**Problem**
When a line in the entries below contains "JSON", tally it; give the tally with nothing added.

**Supplied entries**
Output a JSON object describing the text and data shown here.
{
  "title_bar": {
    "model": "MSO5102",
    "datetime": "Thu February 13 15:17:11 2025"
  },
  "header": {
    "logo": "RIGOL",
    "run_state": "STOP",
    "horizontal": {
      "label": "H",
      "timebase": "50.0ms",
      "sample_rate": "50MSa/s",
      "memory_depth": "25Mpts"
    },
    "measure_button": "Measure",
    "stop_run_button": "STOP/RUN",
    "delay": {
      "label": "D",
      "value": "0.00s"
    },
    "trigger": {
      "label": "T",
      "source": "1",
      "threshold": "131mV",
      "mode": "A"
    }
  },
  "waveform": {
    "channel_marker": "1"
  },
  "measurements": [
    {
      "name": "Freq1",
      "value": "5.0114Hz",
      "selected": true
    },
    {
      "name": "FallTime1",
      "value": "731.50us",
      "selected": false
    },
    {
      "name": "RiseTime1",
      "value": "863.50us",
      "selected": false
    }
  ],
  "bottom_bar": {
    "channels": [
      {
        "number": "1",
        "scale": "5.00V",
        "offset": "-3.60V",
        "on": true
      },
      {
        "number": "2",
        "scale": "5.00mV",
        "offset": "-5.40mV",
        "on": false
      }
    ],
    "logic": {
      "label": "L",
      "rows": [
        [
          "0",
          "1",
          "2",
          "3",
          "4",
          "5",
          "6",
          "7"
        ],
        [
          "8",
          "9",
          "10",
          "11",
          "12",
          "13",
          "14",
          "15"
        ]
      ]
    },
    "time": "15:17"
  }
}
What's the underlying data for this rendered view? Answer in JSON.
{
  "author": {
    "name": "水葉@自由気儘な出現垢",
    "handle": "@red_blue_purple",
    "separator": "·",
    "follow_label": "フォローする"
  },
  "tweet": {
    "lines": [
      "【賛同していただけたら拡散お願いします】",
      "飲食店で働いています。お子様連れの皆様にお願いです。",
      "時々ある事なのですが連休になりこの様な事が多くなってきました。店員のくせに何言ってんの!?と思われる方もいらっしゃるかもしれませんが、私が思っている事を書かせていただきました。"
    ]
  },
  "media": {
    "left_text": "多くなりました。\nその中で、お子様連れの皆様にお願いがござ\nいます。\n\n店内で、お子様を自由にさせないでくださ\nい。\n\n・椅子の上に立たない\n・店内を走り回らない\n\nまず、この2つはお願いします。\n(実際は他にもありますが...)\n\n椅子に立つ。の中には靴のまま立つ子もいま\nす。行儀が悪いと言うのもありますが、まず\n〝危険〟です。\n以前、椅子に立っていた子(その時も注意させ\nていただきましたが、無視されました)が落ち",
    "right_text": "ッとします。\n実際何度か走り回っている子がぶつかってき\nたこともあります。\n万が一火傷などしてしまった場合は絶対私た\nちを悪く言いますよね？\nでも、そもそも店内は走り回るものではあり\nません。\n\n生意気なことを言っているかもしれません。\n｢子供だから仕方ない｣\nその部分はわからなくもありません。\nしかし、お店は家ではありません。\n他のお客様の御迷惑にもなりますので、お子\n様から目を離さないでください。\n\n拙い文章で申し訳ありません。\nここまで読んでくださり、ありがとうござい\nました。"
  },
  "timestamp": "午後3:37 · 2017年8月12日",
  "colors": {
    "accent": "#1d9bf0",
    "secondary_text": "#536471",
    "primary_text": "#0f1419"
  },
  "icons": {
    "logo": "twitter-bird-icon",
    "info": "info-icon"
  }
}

**Answer below**
2